While terrorism and violent extremism have not affected Senegal to the same degree as in neighboring countries, Senegal is focused on preventing violent extremism and terrorism from spreading.
Senegal has also prioritized increasing economic growth. The government’s Plan Senegal Emergent aims to sustain an economic growth of at least 6% and population growth of no more than 3%. There is a need for increased private sector led growth and investment.
A large youth population combined with a failing education system (universities are often closed due to strikes) and a limited job market present a major challenge.

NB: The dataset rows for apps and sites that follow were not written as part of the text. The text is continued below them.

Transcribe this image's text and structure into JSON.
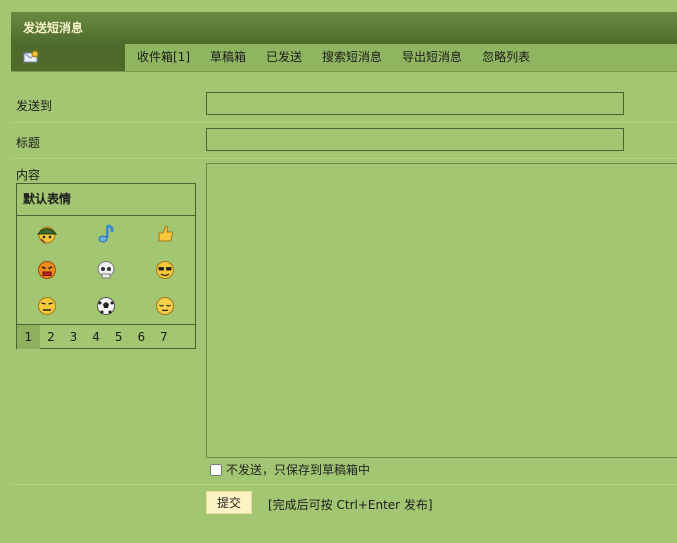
{
  "window": {
    "title": "发送短消息"
  },
  "nav": {
    "home_icon": "mail-icon",
    "tabs": [
      "收件箱[1]",
      "草稿箱",
      "已发送",
      "搜索短消息",
      "导出短消息",
      "忽略列表"
    ]
  },
  "form": {
    "to_label": "发送到",
    "to_value": "",
    "subject_label": "标题",
    "subject_value": "",
    "content_label": "内容",
    "content_value": ""
  },
  "smilies": {
    "title": "默认表情",
    "icons": [
      "army-helmet-smiley-icon",
      "music-note-smiley-icon",
      "thumbs-up-icon",
      "angry-smiley-icon",
      "skull-icon",
      "sunglasses-smiley-icon",
      "annoyed-smiley-icon",
      "soccer-ball-icon",
      "sleepy-smiley-icon"
    ],
    "pages": [
      "1",
      "2",
      "3",
      "4",
      "5",
      "6",
      "7"
    ],
    "active_page": "1"
  },
  "draft_option": {
    "label": "不发送，只保存到草稿箱中",
    "checked": false
  },
  "submit": {
    "label": "提交",
    "hint": "[完成后可按 Ctrl+Enter 发布]"
  },
  "colors": {
    "background": "#a3c672",
    "title_bar": "#5a7a36",
    "title_text": "#f4f0c8",
    "button": "#fdf3c2"
  }
}
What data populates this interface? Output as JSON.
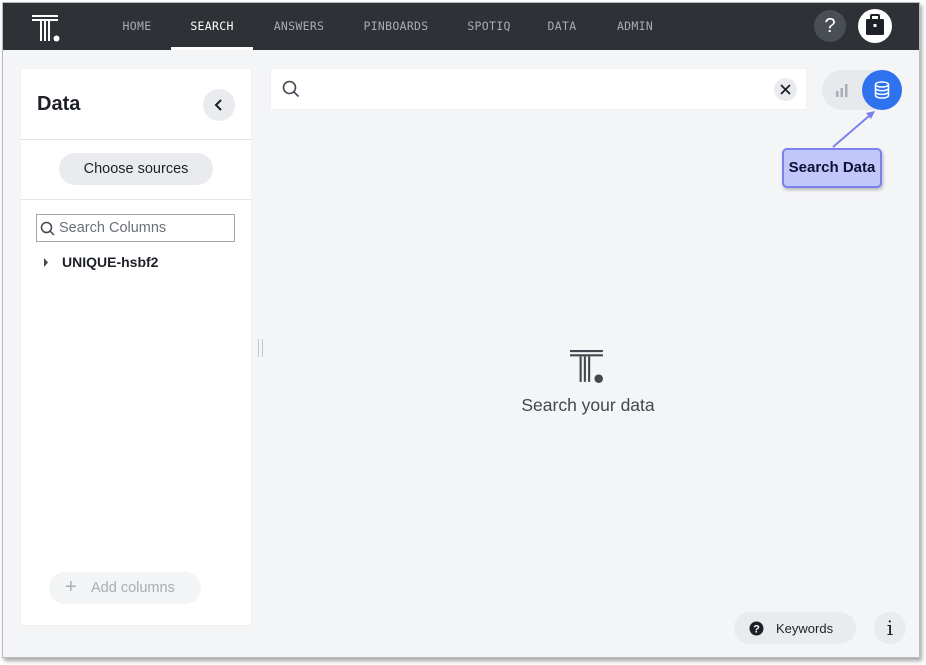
{
  "nav": {
    "items": [
      {
        "label": "HOME"
      },
      {
        "label": "SEARCH"
      },
      {
        "label": "ANSWERS"
      },
      {
        "label": "PINBOARDS"
      },
      {
        "label": "SPOTIQ"
      },
      {
        "label": "DATA"
      },
      {
        "label": "ADMIN"
      }
    ],
    "active": "SEARCH",
    "help_label": "?"
  },
  "data_panel": {
    "title": "Data",
    "choose_sources_label": "Choose sources",
    "search_columns_placeholder": "Search Columns",
    "sources": [
      {
        "name": "UNIQUE-hsbf2"
      }
    ],
    "add_columns_label": "Add columns"
  },
  "search": {
    "query": "",
    "placeholder": ""
  },
  "callout": {
    "label": "Search Data"
  },
  "empty_state": {
    "message": "Search your data"
  },
  "footer": {
    "keywords_label": "Keywords",
    "info_label": "i"
  },
  "colors": {
    "nav_bg": "#2e3136",
    "accent": "#2f72f0",
    "callout_bg": "#c2c7fb",
    "callout_border": "#7b82ec"
  }
}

The health sector is improving but improvements are needed to better prevent, detect, and respond to infectious diseases as well as to improve overall healthcare.
For decades Senegal has been the lead in the field of Education, especially higher education, among its African counterparts. Every citizen is given the privilege to attend school to learn, read and write. Senegal possesses 7 public universities, and multiple private universities. There are about 806 foreign students in Senegal. 28.4% of Senegal’s youth population attend a university, while 20% of the population has at least a university degree, or certificate from the tertiary institutions.
However, the system has been facing many challenges due to the increased number of students in public universities. This brought a lot of instability throughout the country’s higher education institutions. To overcome those challenges, the government created the Virtual University of Senegal (UVS) to allow each student to attend university in their home region, rather than moving to Dakar to attend the main university. Most recently, a new public university called Ahmadou Makhtar Mbow was inaugurated and will focus on teaching sciences, technology, and engineering. The government of Senegal has a goal of opening four other new universities in the coming years.
- Advancing democratic values
- Advancing peace and security
- Promoting opportunity and development (increased inclusive economic growth, improved health status, improved education, training, and leadership)
- Increasing U.S. trade and investment
Visit our Scholar Directory to view and search all Fulbright alumni. You can also learn more about Fulbright Alumni Ambassadors.
Universities in Senegal offer many research opportunities. The school calendar for public universities can be unpredictable due to student strikes. For health-related research, applicants will be required to obtain health research clearance from the Senegalese Ministry of Health.